_TASK BRIEF_.
Search the records for the word "height" and copy each line in which it appears.

(Entries from a dataset of interfaces)
==========

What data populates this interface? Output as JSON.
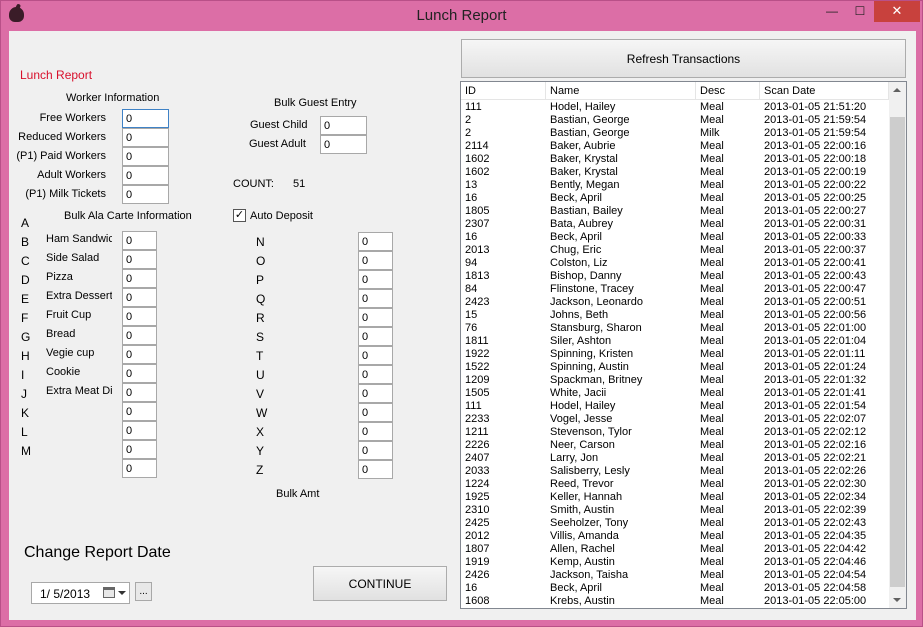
{
  "window": {
    "title": "Lunch Report",
    "minimize": "—",
    "maximize": "☐",
    "close": "✕"
  },
  "form": {
    "section_title": "Lunch Report",
    "worker_info_header": "Worker Information",
    "workers": [
      {
        "label": "Free Workers",
        "value": "0"
      },
      {
        "label": "Reduced Workers",
        "value": "0"
      },
      {
        "label": "(P1) Paid Workers",
        "value": "0"
      },
      {
        "label": "Adult Workers",
        "value": "0"
      },
      {
        "label": "(P1) Milk Tickets",
        "value": "0"
      }
    ],
    "bulk_guest_header": "Bulk Guest Entry",
    "guest_child_label": "Guest Child",
    "guest_child_value": "0",
    "guest_adult_label": "Guest Adult",
    "guest_adult_value": "0",
    "count_label": "COUNT:",
    "count_value": "51",
    "bulk_ala_carte_header": "Bulk Ala Carte Information",
    "auto_deposit_label": "Auto Deposit",
    "auto_deposit_checked": true,
    "letters_left": [
      "A",
      "B",
      "C",
      "D",
      "E",
      "F",
      "G",
      "H",
      "I",
      "J",
      "K",
      "L",
      "M"
    ],
    "ala_carte_items": [
      {
        "label": "Ham Sandwic",
        "value": "0"
      },
      {
        "label": "Side Salad",
        "value": "0"
      },
      {
        "label": "Pizza",
        "value": "0"
      },
      {
        "label": "Extra Dessert",
        "value": "0"
      },
      {
        "label": "Fruit Cup",
        "value": "0"
      },
      {
        "label": "Bread",
        "value": "0"
      },
      {
        "label": "Vegie cup",
        "value": "0"
      },
      {
        "label": "Cookie",
        "value": "0"
      },
      {
        "label": "Extra Meat Di",
        "value": "0"
      },
      {
        "label": "",
        "value": "0"
      },
      {
        "label": "",
        "value": "0"
      },
      {
        "label": "",
        "value": "0"
      },
      {
        "label": "",
        "value": "0"
      }
    ],
    "letters_right": [
      {
        "letter": "N",
        "value": "0"
      },
      {
        "letter": "O",
        "value": "0"
      },
      {
        "letter": "P",
        "value": "0"
      },
      {
        "letter": "Q",
        "value": "0"
      },
      {
        "letter": "R",
        "value": "0"
      },
      {
        "letter": "S",
        "value": "0"
      },
      {
        "letter": "T",
        "value": "0"
      },
      {
        "letter": "U",
        "value": "0"
      },
      {
        "letter": "V",
        "value": "0"
      },
      {
        "letter": "W",
        "value": "0"
      },
      {
        "letter": "X",
        "value": "0"
      },
      {
        "letter": "Y",
        "value": "0"
      },
      {
        "letter": "Z",
        "value": "0"
      }
    ],
    "bulk_amt_label": "Bulk Amt",
    "change_report_date_label": "Change Report Date",
    "report_date": "1/  5/2013",
    "ellipsis_label": "...",
    "continue_label": "CONTINUE",
    "refresh_label": "Refresh Transactions"
  },
  "transactions": {
    "columns": [
      "ID",
      "Name",
      "Desc",
      "Scan Date"
    ],
    "rows": [
      [
        "111",
        "Hodel, Hailey",
        "Meal",
        "2013-01-05 21:51:20"
      ],
      [
        "2",
        "Bastian, George",
        "Meal",
        "2013-01-05 21:59:54"
      ],
      [
        "2",
        "Bastian, George",
        "Milk",
        "2013-01-05 21:59:54"
      ],
      [
        "2114",
        "Baker, Aubrie",
        "Meal",
        "2013-01-05 22:00:16"
      ],
      [
        "1602",
        "Baker, Krystal",
        "Meal",
        "2013-01-05 22:00:18"
      ],
      [
        "1602",
        "Baker, Krystal",
        "Meal",
        "2013-01-05 22:00:19"
      ],
      [
        "13",
        "Bently, Megan",
        "Meal",
        "2013-01-05 22:00:22"
      ],
      [
        "16",
        "Beck, April",
        "Meal",
        "2013-01-05 22:00:25"
      ],
      [
        "1805",
        "Bastian, Bailey",
        "Meal",
        "2013-01-05 22:00:27"
      ],
      [
        "2307",
        "Bata, Aubrey",
        "Meal",
        "2013-01-05 22:00:31"
      ],
      [
        "16",
        "Beck, April",
        "Meal",
        "2013-01-05 22:00:33"
      ],
      [
        "2013",
        "Chug, Eric",
        "Meal",
        "2013-01-05 22:00:37"
      ],
      [
        "94",
        "Colston, Liz",
        "Meal",
        "2013-01-05 22:00:41"
      ],
      [
        "1813",
        "Bishop, Danny",
        "Meal",
        "2013-01-05 22:00:43"
      ],
      [
        "84",
        "Flinstone, Tracey",
        "Meal",
        "2013-01-05 22:00:47"
      ],
      [
        "2423",
        "Jackson, Leonardo",
        "Meal",
        "2013-01-05 22:00:51"
      ],
      [
        "15",
        "Johns, Beth",
        "Meal",
        "2013-01-05 22:00:56"
      ],
      [
        "76",
        "Stansburg, Sharon",
        "Meal",
        "2013-01-05 22:01:00"
      ],
      [
        "1811",
        "Siler, Ashton",
        "Meal",
        "2013-01-05 22:01:04"
      ],
      [
        "1922",
        "Spinning, Kristen",
        "Meal",
        "2013-01-05 22:01:11"
      ],
      [
        "1522",
        "Spinning, Austin",
        "Meal",
        "2013-01-05 22:01:24"
      ],
      [
        "1209",
        "Spackman, Britney",
        "Meal",
        "2013-01-05 22:01:32"
      ],
      [
        "1505",
        "White, Jacii",
        "Meal",
        "2013-01-05 22:01:41"
      ],
      [
        "111",
        "Hodel, Hailey",
        "Meal",
        "2013-01-05 22:01:54"
      ],
      [
        "2233",
        "Vogel, Jesse",
        "Meal",
        "2013-01-05 22:02:07"
      ],
      [
        "1211",
        "Stevenson, Tylor",
        "Meal",
        "2013-01-05 22:02:12"
      ],
      [
        "2226",
        "Neer, Carson",
        "Meal",
        "2013-01-05 22:02:16"
      ],
      [
        "2407",
        "Larry, Jon",
        "Meal",
        "2013-01-05 22:02:21"
      ],
      [
        "2033",
        "Salisberry, Lesly",
        "Meal",
        "2013-01-05 22:02:26"
      ],
      [
        "1224",
        "Reed, Trevor",
        "Meal",
        "2013-01-05 22:02:30"
      ],
      [
        "1925",
        "Keller, Hannah",
        "Meal",
        "2013-01-05 22:02:34"
      ],
      [
        "2310",
        "Smith, Austin",
        "Meal",
        "2013-01-05 22:02:39"
      ],
      [
        "2425",
        "Seeholzer, Tony",
        "Meal",
        "2013-01-05 22:02:43"
      ],
      [
        "2012",
        "Villis, Amanda",
        "Meal",
        "2013-01-05 22:04:35"
      ],
      [
        "1807",
        "Allen, Rachel",
        "Meal",
        "2013-01-05 22:04:42"
      ],
      [
        "1919",
        "Kemp, Austin",
        "Meal",
        "2013-01-05 22:04:46"
      ],
      [
        "2426",
        "Jackson, Taisha",
        "Meal",
        "2013-01-05 22:04:54"
      ],
      [
        "16",
        "Beck, April",
        "Meal",
        "2013-01-05 22:04:58"
      ],
      [
        "1608",
        "Krebs, Austin",
        "Meal",
        "2013-01-05 22:05:00"
      ]
    ]
  }
}
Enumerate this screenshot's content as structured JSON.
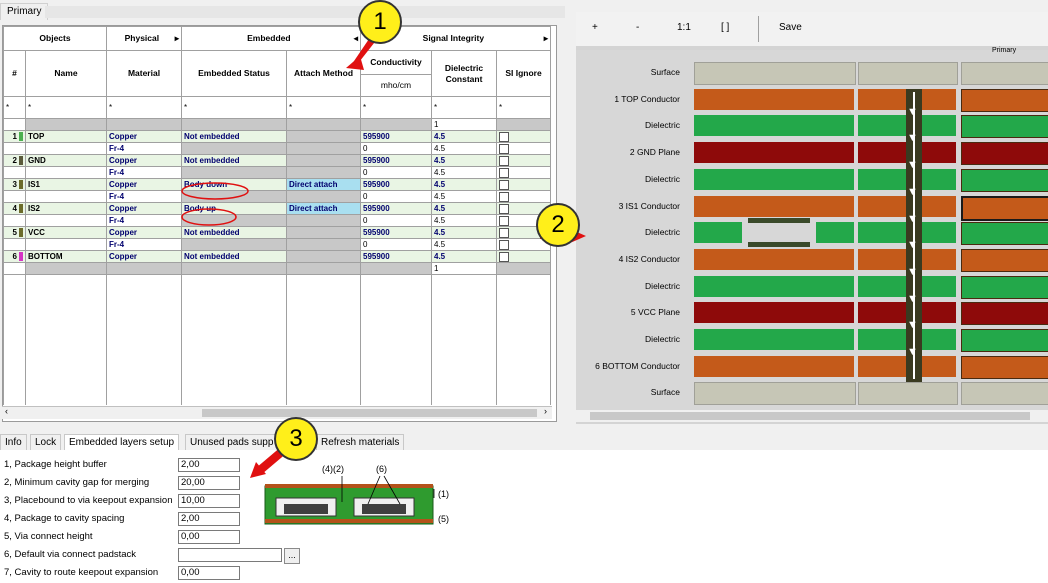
{
  "window": {
    "top_tab": "Primary"
  },
  "grid": {
    "group_headers": [
      "Objects",
      "Physical",
      "Embedded",
      "Signal Integrity"
    ],
    "columns": [
      "#",
      "Name",
      "Material",
      "Embedded Status",
      "Attach Method",
      "Conductivity",
      "Dielectric Constant",
      "SI Ignore"
    ],
    "conductivity_unit": "mho/cm",
    "filter_char": "*",
    "rows": [
      {
        "num": "",
        "name": "",
        "material": "",
        "status": "",
        "attach": "",
        "cond": "",
        "dk": "1",
        "si": false,
        "type": "surface",
        "color": ""
      },
      {
        "num": "1",
        "name": "TOP",
        "material": "Copper",
        "status": "Not embedded",
        "attach": "",
        "cond": "595900",
        "dk": "4.5",
        "si": true,
        "type": "cond",
        "color": "#4caf50"
      },
      {
        "num": "",
        "name": "",
        "material": "Fr-4",
        "status": "",
        "attach": "",
        "cond": "0",
        "dk": "4.5",
        "si": true,
        "type": "diel",
        "color": ""
      },
      {
        "num": "2",
        "name": "GND",
        "material": "Copper",
        "status": "Not embedded",
        "attach": "",
        "cond": "595900",
        "dk": "4.5",
        "si": true,
        "type": "cond",
        "color": "#5a5a3a"
      },
      {
        "num": "",
        "name": "",
        "material": "Fr-4",
        "status": "",
        "attach": "",
        "cond": "0",
        "dk": "4.5",
        "si": true,
        "type": "diel",
        "color": ""
      },
      {
        "num": "3",
        "name": "IS1",
        "material": "Copper",
        "status": "Body down",
        "attach": "Direct attach",
        "cond": "595900",
        "dk": "4.5",
        "si": true,
        "type": "cond",
        "color": "#6b6b2a"
      },
      {
        "num": "",
        "name": "",
        "material": "Fr-4",
        "status": "",
        "attach": "",
        "cond": "0",
        "dk": "4.5",
        "si": true,
        "type": "diel",
        "color": ""
      },
      {
        "num": "4",
        "name": "IS2",
        "material": "Copper",
        "status": "Body up",
        "attach": "Direct attach",
        "cond": "595900",
        "dk": "4.5",
        "si": true,
        "type": "cond",
        "color": "#6b6b2a"
      },
      {
        "num": "",
        "name": "",
        "material": "Fr-4",
        "status": "",
        "attach": "",
        "cond": "0",
        "dk": "4.5",
        "si": true,
        "type": "diel",
        "color": ""
      },
      {
        "num": "5",
        "name": "VCC",
        "material": "Copper",
        "status": "Not embedded",
        "attach": "",
        "cond": "595900",
        "dk": "4.5",
        "si": true,
        "type": "cond",
        "color": "#6b6b2a"
      },
      {
        "num": "",
        "name": "",
        "material": "Fr-4",
        "status": "",
        "attach": "",
        "cond": "0",
        "dk": "4.5",
        "si": true,
        "type": "diel",
        "color": ""
      },
      {
        "num": "6",
        "name": "BOTTOM",
        "material": "Copper",
        "status": "Not embedded",
        "attach": "",
        "cond": "595900",
        "dk": "4.5",
        "si": true,
        "type": "cond",
        "color": "#d633c4"
      },
      {
        "num": "",
        "name": "",
        "material": "",
        "status": "",
        "attach": "",
        "cond": "",
        "dk": "1",
        "si": false,
        "type": "surface",
        "color": ""
      }
    ]
  },
  "viewer": {
    "toolbar": [
      "+",
      "-",
      "1:1",
      "[ ]",
      "Save"
    ],
    "column_header": "Primary",
    "layers": [
      {
        "label": "Surface",
        "kind": "surface"
      },
      {
        "label": "1    TOP Conductor",
        "kind": "conductor"
      },
      {
        "label": "Dielectric",
        "kind": "dielectric"
      },
      {
        "label": "2    GND Plane",
        "kind": "plane"
      },
      {
        "label": "Dielectric",
        "kind": "dielectric"
      },
      {
        "label": "3    IS1 Conductor",
        "kind": "conductor"
      },
      {
        "label": "Dielectric",
        "kind": "dielectric"
      },
      {
        "label": "4    IS2 Conductor",
        "kind": "conductor"
      },
      {
        "label": "Dielectric",
        "kind": "dielectric"
      },
      {
        "label": "5    VCC Plane",
        "kind": "plane"
      },
      {
        "label": "Dielectric",
        "kind": "dielectric"
      },
      {
        "label": "6    BOTTOM Conductor",
        "kind": "conductor"
      },
      {
        "label": "Surface",
        "kind": "surface"
      }
    ],
    "colors": {
      "surface": "#c6c6b6",
      "conductor": "#c45a1a",
      "dielectric": "#23a84a",
      "plane": "#8e0a0a",
      "via": "#3a3a20"
    }
  },
  "bottom_tabs": [
    "Info",
    "Lock",
    "Embedded layers setup",
    "Unused pads supp",
    "Refresh materials"
  ],
  "form": [
    {
      "label": "1, Package height buffer",
      "value": "2,00"
    },
    {
      "label": "2, Minimum cavity gap for merging",
      "value": "20,00"
    },
    {
      "label": "3, Placebound to via keepout expansion",
      "value": "10,00"
    },
    {
      "label": "4, Package to cavity spacing",
      "value": "2,00"
    },
    {
      "label": "5, Via connect height",
      "value": "0,00"
    },
    {
      "label": "6, Default via connect padstack",
      "value": ""
    },
    {
      "label": "7, Cavity to route keepout expansion",
      "value": "0,00"
    }
  ],
  "browse_label": "...",
  "diagram_labels": {
    "top": "(4)(2)",
    "six": "(6)",
    "one": "(1)",
    "five": "(5)"
  },
  "callouts": [
    "1",
    "2",
    "3"
  ]
}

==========

_EXPECTED ANSWER_.
      "label": "1, Package height buffer",
      "label": "5, Via connect height",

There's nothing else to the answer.